Entries from a dataset of interfaces
------

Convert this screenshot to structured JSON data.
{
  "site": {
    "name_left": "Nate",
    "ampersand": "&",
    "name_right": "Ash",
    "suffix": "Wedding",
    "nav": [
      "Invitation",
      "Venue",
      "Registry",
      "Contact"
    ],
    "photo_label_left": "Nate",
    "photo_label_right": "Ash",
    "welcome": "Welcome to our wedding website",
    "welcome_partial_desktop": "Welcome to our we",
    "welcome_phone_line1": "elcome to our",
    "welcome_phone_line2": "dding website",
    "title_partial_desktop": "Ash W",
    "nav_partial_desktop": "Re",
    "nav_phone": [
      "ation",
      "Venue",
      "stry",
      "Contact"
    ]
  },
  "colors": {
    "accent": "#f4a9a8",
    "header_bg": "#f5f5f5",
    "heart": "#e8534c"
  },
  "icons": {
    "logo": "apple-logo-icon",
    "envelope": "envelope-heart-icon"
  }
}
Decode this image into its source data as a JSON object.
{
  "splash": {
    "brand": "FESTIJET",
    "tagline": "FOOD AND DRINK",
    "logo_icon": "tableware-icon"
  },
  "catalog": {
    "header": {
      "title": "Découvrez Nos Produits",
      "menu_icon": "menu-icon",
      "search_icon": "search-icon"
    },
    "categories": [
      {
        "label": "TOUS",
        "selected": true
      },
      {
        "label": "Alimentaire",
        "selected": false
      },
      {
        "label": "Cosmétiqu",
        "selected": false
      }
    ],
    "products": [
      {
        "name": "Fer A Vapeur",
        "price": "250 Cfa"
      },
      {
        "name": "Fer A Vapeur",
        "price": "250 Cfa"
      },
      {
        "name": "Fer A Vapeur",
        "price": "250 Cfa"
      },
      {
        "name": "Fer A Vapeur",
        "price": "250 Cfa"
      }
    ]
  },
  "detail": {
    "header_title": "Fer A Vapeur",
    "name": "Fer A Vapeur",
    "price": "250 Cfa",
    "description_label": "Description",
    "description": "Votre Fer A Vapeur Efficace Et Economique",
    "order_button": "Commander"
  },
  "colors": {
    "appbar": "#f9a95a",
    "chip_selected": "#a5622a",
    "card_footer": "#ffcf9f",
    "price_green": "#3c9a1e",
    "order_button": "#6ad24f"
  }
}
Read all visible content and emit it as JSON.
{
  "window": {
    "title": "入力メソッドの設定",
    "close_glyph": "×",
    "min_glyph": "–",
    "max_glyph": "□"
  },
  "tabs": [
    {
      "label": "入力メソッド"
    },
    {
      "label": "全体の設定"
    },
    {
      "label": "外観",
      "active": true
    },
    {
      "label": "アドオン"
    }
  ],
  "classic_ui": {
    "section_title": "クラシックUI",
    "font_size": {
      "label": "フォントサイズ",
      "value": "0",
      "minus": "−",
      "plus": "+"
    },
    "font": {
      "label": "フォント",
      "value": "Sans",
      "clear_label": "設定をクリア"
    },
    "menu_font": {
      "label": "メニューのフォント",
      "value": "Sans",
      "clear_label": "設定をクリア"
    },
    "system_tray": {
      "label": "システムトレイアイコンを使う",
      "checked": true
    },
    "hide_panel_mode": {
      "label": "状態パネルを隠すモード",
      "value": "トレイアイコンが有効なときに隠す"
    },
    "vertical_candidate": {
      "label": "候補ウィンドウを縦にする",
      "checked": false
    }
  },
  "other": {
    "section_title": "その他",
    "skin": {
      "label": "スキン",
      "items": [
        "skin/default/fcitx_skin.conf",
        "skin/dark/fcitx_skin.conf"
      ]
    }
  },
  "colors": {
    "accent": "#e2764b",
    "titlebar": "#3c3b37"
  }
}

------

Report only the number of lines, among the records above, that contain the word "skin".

> _SOLUTION_:
3